This morning I felt led to contribute to North Carolina's obesity epidemic.
Yes, scholarship is important, but sometimes it gets trumped by more importanter stuff (like grammar). After
stuffing my face fueling the tank, it was time to get down to business, as in asking "What in the world is going on in Rom. 12:9-21?" This passage will be our focus today in Advanced Greek Grammar.
We'll start by examining two very important and unusual textual variants. Did Paul write to kurio ("the Lord") or to kairo ("the time") in verse 11? And is the humas ("you") in tous diokontas humas ("those persecuting you") original? Inquiring minds want to know.
Then we will look very carefully at how Paul's wonderful description of love here is arranged. Remember, this "love passage" is rivalled only by the magnificent "Ode to Love" in 1 Corinthians 13, which is rendered as poetry in the ISV:
But back to Rom. 12:9-21. Now you try and tell me that these patterns -- assonance, homoioarcton, homoeoteleuton, paronomasia, isocolon -- aren't intentional!
By the way, the great and good Keith Elliott of Leeds (UK), textual scholar par excellence, will be joining the class via Zoom.
Let me tell you, if you haven't read Keith's essay on thorough-going eclecticism in my book Rethinking New Testament Textual Criticism, where have you been?
Yes, the subject is difficult, but how can we possibly interpret the text of the New Testament if we aren't sure about which words are in the text to begin with? I also appreciate the fact that Keith is an outside-of-the-box thinker who is unwilling to blindly follow any one group of manuscripts. Above all, he always pays close attention to the internal evidence, that is, to an author's style and the way that style informs our textual choices. It will be fun to hear what he has to say about the two variants I mentioned above.

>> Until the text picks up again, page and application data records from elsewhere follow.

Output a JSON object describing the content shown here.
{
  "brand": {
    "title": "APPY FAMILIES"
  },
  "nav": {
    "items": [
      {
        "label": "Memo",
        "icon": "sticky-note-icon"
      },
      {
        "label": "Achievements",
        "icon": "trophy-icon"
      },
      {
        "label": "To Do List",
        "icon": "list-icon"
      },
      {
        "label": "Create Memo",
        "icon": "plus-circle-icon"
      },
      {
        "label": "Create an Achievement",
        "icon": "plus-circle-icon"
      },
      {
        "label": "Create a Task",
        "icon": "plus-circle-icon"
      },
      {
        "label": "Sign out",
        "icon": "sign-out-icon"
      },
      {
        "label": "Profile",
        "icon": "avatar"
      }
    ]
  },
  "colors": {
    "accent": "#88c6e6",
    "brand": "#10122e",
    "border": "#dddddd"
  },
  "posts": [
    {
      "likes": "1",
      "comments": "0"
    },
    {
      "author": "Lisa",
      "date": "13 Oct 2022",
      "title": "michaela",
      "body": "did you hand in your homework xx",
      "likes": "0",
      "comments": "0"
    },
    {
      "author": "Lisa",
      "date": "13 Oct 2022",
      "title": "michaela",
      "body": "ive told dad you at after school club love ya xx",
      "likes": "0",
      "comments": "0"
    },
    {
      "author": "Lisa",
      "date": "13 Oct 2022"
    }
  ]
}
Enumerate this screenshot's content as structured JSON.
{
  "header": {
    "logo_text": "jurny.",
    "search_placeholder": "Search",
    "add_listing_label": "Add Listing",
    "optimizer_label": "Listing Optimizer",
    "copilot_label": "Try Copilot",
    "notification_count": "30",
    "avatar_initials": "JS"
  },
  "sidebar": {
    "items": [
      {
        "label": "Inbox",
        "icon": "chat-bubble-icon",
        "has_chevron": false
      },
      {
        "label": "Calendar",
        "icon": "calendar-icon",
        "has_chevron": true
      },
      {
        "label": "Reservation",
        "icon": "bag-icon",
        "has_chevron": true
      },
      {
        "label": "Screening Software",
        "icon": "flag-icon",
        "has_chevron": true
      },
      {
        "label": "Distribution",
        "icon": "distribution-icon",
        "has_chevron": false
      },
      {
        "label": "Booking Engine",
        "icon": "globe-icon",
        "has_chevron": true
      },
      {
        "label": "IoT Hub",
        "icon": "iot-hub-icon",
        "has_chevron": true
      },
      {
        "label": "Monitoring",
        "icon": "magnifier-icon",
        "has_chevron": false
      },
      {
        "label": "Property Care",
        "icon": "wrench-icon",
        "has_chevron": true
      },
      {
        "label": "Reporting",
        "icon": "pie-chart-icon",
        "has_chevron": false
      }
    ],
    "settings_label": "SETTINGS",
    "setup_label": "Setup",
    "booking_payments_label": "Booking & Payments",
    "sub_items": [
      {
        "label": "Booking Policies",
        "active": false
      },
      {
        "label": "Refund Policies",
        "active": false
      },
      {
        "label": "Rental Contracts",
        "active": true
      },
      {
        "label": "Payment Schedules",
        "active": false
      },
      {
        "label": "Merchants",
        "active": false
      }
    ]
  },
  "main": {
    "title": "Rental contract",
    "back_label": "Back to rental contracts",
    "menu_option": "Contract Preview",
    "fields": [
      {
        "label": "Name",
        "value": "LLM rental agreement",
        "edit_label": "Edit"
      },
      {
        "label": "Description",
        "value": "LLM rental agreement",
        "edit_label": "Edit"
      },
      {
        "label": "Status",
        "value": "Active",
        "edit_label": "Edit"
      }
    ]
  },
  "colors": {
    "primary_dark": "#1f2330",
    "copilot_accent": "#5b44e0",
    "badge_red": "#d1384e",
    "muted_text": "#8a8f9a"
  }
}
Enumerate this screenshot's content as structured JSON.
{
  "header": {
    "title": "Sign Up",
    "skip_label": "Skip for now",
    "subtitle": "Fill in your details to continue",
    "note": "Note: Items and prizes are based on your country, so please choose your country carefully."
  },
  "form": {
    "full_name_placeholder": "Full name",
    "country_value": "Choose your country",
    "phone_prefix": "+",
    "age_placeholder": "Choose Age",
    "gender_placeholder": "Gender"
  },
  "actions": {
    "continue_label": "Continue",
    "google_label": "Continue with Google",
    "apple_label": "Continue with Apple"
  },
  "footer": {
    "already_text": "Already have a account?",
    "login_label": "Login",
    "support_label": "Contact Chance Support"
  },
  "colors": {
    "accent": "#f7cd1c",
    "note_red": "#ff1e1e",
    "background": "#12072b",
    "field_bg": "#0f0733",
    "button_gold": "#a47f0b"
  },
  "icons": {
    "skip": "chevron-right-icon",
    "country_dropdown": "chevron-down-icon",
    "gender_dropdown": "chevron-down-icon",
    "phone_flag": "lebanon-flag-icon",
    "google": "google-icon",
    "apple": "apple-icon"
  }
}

Anyhoo, it's shaping up to be a great day in the Forest of Wake.